--- START ---

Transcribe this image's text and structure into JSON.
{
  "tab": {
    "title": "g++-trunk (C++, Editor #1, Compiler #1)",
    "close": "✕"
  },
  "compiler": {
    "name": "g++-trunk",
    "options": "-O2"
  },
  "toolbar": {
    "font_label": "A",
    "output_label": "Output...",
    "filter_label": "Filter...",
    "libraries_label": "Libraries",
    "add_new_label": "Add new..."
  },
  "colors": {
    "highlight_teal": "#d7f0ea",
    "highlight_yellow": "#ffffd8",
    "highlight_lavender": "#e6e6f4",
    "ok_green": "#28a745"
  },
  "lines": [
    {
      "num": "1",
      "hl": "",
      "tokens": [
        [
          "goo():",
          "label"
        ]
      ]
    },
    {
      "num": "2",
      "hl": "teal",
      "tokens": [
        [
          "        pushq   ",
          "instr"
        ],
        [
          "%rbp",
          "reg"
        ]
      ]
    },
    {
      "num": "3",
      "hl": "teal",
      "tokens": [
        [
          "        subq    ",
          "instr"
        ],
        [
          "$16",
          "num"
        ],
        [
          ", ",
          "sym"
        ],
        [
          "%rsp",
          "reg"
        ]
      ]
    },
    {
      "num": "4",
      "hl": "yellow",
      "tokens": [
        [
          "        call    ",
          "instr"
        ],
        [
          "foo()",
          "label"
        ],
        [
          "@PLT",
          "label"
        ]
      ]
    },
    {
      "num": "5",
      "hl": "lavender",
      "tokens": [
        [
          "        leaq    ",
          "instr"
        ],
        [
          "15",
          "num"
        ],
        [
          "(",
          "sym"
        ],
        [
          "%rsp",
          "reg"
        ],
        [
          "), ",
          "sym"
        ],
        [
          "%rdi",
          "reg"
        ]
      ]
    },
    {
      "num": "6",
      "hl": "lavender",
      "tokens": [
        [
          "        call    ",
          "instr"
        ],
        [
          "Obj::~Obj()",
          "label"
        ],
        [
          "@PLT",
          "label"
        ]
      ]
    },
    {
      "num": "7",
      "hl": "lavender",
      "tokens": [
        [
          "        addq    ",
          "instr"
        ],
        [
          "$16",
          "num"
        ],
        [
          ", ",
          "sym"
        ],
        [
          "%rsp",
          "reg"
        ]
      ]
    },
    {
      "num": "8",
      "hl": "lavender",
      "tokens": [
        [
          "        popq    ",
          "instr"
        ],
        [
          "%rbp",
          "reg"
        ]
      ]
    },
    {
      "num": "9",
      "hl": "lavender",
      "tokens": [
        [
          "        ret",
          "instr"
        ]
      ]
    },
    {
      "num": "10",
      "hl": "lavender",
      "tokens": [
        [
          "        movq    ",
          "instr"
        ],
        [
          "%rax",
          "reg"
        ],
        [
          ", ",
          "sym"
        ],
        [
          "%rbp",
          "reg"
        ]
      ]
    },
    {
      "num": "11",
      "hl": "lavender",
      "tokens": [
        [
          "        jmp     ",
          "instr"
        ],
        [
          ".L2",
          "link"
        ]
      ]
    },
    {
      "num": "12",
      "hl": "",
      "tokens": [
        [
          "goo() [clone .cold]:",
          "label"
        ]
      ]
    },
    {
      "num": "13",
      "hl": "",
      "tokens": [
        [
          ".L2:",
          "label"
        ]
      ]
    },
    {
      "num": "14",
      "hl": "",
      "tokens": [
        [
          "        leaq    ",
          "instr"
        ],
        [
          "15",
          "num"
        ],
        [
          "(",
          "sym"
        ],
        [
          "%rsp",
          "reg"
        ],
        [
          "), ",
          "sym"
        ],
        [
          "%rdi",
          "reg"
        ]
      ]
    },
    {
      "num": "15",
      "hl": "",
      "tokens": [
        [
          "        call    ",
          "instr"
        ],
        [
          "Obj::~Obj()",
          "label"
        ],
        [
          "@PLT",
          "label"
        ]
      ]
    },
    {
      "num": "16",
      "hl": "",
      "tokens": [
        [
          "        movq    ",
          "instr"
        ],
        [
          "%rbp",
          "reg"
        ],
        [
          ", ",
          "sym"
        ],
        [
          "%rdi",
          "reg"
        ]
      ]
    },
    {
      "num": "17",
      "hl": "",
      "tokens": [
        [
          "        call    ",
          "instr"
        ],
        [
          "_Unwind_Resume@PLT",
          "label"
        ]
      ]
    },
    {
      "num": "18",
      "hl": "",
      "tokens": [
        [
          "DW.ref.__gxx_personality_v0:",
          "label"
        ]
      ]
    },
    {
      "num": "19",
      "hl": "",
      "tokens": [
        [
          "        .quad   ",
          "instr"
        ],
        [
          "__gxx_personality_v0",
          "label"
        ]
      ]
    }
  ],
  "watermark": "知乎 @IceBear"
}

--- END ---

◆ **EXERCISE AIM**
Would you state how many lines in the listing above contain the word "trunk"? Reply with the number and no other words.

◆ **SOLUTION TO THIS PROBLEM**
2